Each line of the data has to be retyped exactly as it is.

+++++

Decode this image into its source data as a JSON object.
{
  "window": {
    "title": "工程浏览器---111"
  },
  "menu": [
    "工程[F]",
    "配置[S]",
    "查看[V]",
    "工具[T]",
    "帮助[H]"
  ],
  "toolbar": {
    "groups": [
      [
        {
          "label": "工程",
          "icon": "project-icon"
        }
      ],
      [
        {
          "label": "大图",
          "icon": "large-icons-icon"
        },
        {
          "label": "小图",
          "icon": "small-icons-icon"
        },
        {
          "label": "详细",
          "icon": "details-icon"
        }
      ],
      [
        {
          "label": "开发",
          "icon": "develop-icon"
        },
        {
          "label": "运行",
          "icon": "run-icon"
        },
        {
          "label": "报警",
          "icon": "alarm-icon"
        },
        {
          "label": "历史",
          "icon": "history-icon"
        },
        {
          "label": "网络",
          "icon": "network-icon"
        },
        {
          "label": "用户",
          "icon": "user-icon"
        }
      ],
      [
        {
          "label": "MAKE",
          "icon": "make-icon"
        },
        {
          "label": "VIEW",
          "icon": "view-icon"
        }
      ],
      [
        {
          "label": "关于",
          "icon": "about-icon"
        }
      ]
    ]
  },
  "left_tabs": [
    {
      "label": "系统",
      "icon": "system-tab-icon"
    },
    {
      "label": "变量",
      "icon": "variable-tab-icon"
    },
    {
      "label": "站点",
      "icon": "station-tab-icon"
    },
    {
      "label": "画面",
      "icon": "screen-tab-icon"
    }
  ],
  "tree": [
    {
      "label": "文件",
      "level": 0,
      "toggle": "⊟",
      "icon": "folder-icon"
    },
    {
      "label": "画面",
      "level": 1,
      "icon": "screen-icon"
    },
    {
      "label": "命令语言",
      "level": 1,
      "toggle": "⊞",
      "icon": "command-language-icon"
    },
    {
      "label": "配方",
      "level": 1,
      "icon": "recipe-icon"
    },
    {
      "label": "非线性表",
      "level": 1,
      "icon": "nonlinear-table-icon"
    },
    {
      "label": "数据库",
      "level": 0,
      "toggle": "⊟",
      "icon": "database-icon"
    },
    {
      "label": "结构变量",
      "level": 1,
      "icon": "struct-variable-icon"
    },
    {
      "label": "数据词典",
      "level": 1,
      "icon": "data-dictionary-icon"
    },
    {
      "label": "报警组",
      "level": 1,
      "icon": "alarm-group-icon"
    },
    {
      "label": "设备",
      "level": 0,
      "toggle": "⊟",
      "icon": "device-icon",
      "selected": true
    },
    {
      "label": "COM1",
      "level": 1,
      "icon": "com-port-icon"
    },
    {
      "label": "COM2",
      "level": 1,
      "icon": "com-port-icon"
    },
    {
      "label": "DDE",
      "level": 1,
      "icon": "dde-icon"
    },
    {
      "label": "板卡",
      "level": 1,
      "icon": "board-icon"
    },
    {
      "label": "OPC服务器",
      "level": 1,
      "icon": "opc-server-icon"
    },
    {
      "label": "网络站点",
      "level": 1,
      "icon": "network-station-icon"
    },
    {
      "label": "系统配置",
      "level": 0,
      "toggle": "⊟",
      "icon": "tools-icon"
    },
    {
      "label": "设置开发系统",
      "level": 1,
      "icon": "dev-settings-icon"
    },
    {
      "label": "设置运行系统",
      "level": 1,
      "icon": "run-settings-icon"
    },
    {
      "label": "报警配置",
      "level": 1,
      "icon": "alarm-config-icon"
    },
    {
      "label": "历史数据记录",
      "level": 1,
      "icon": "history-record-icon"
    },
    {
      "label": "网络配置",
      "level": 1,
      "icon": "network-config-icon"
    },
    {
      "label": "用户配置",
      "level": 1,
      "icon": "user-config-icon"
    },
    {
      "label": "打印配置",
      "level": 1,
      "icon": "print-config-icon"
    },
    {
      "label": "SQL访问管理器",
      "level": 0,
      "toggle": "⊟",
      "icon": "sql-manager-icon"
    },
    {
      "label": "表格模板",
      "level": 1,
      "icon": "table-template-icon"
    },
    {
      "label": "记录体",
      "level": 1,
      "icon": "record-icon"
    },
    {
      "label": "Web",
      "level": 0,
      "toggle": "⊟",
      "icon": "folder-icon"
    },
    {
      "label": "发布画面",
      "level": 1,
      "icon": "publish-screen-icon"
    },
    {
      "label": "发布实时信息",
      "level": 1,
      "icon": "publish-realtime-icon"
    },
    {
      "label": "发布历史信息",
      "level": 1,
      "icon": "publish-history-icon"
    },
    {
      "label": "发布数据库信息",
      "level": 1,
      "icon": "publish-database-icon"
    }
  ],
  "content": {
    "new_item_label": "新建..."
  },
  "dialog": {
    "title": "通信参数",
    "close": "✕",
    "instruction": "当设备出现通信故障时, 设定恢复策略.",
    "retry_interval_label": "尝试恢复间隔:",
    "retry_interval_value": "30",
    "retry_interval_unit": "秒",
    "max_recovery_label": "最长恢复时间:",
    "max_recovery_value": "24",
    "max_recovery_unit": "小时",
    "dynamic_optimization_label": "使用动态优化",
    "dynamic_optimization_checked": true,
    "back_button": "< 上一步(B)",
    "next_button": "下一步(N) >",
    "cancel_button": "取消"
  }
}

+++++

■ RESPONSE BELOW
Decode this image into its source data as a JSON object.
{
  "window": {
    "title": "工程浏览器---111"
  },
  "menu": [
    "工程[F]",
    "配置[S]",
    "查看[V]",
    "工具[T]",
    "帮助[H]"
  ],
  "toolbar": {
    "groups": [
      [
        {
          "label": "工程",
          "icon": "project-icon"
        }
      ],
      [
        {
          "label": "大图",
          "icon": "large-icons-icon"
        },
        {
          "label": "小图",
          "icon": "small-icons-icon"
        },
        {
          "label": "详细",
          "icon": "details-icon"
        }
      ],
      [
        {
          "label": "开发",
          "icon": "develop-icon"
        },
        {
          "label": "运行",
          "icon": "run-icon"
        },
        {
          "label": "报警",
          "icon": "alarm-icon"
        },
        {
          "label": "历史",
          "icon": "history-icon"
        },
        {
          "label": "网络",
          "icon": "network-icon"
        },
        {
          "label": "用户",
          "icon": "user-icon"
        }
      ],
      [
        {
          "label": "MAKE",
          "icon": "make-icon"
        },
        {
          "label": "VIEW",
          "icon": "view-icon"
        }
      ],
      [
        {
          "label": "关于",
          "icon": "about-icon"
        }
      ]
    ]
  },
  "left_tabs": [
    {
      "label": "系统",
      "icon": "system-tab-icon"
    },
    {
      "label": "变量",
      "icon": "variable-tab-icon"
    },
    {
      "label": "站点",
      "icon": "station-tab-icon"
    },
    {
      "label": "画面",
      "icon": "screen-tab-icon"
    }
  ],
  "tree": [
    {
      "label": "文件",
      "level": 0,
      "toggle": "⊟",
      "icon": "folder-icon"
    },
    {
      "label": "画面",
      "level": 1,
      "icon": "screen-icon"
    },
    {
      "label": "命令语言",
      "level": 1,
      "toggle": "⊞",
      "icon": "command-language-icon"
    },
    {
      "label": "配方",
      "level": 1,
      "icon": "recipe-icon"
    },
    {
      "label": "非线性表",
      "level": 1,
      "icon": "nonlinear-table-icon"
    },
    {
      "label": "数据库",
      "level": 0,
      "toggle": "⊟",
      "icon": "database-icon"
    },
    {
      "label": "结构变量",
      "level": 1,
      "icon": "struct-variable-icon"
    },
    {
      "label": "数据词典",
      "level": 1,
      "icon": "data-dictionary-icon"
    },
    {
      "label": "报警组",
      "level": 1,
      "icon": "alarm-group-icon"
    },
    {
      "label": "设备",
      "level": 0,
      "toggle": "⊟",
      "icon": "device-icon",
      "selected": true
    },
    {
      "label": "COM1",
      "level": 1,
      "icon": "com-port-icon"
    },
    {
      "label": "COM2",
      "level": 1,
      "icon": "com-port-icon"
    },
    {
      "label": "DDE",
      "level": 1,
      "icon": "dde-icon"
    },
    {
      "label": "板卡",
      "level": 1,
      "icon": "board-icon"
    },
    {
      "label": "OPC服务器",
      "level": 1,
      "icon": "opc-server-icon"
    },
    {
      "label": "网络站点",
      "level": 1,
      "icon": "network-station-icon"
    },
    {
      "label": "系统配置",
      "level": 0,
      "toggle": "⊟",
      "icon": "tools-icon"
    },
    {
      "label": "设置开发系统",
      "level": 1,
      "icon": "dev-settings-icon"
    },
    {
      "label": "设置运行系统",
      "level": 1,
      "icon": "run-settings-icon"
    },
    {
      "label": "报警配置",
      "level": 1,
      "icon": "alarm-config-icon"
    },
    {
      "label": "历史数据记录",
      "level": 1,
      "icon": "history-record-icon"
    },
    {
      "label": "网络配置",
      "level": 1,
      "icon": "network-config-icon"
    },
    {
      "label": "用户配置",
      "level": 1,
      "icon": "user-config-icon"
    },
    {
      "label": "打印配置",
      "level": 1,
      "icon": "print-config-icon"
    },
    {
      "label": "SQL访问管理器",
      "level": 0,
      "toggle": "⊟",
      "icon": "sql-manager-icon"
    },
    {
      "label": "表格模板",
      "level": 1,
      "icon": "table-template-icon"
    },
    {
      "label": "记录体",
      "level": 1,
      "icon": "record-icon"
    },
    {
      "label": "Web",
      "level": 0,
      "toggle": "⊟",
      "icon": "folder-icon"
    },
    {
      "label": "发布画面",
      "level": 1,
      "icon": "publish-screen-icon"
    },
    {
      "label": "发布实时信息",
      "level": 1,
      "icon": "publish-realtime-icon"
    },
    {
      "label": "发布历史信息",
      "level": 1,
      "icon": "publish-history-icon"
    },
    {
      "label": "发布数据库信息",
      "level": 1,
      "icon": "publish-database-icon"
    }
  ],
  "content": {
    "new_item_label": "新建..."
  },
  "dialog": {
    "title": "通信参数",
    "close": "✕",
    "instruction": "当设备出现通信故障时, 设定恢复策略.",
    "retry_interval_label": "尝试恢复间隔:",
    "retry_interval_value": "30",
    "retry_interval_unit": "秒",
    "max_recovery_label": "最长恢复时间:",
    "max_recovery_value": "24",
    "max_recovery_unit": "小时",
    "dynamic_optimization_label": "使用动态优化",
    "dynamic_optimization_checked": true,
    "back_button": "< 上一步(B)",
    "next_button": "下一步(N) >",
    "cancel_button": "取消"
  }
}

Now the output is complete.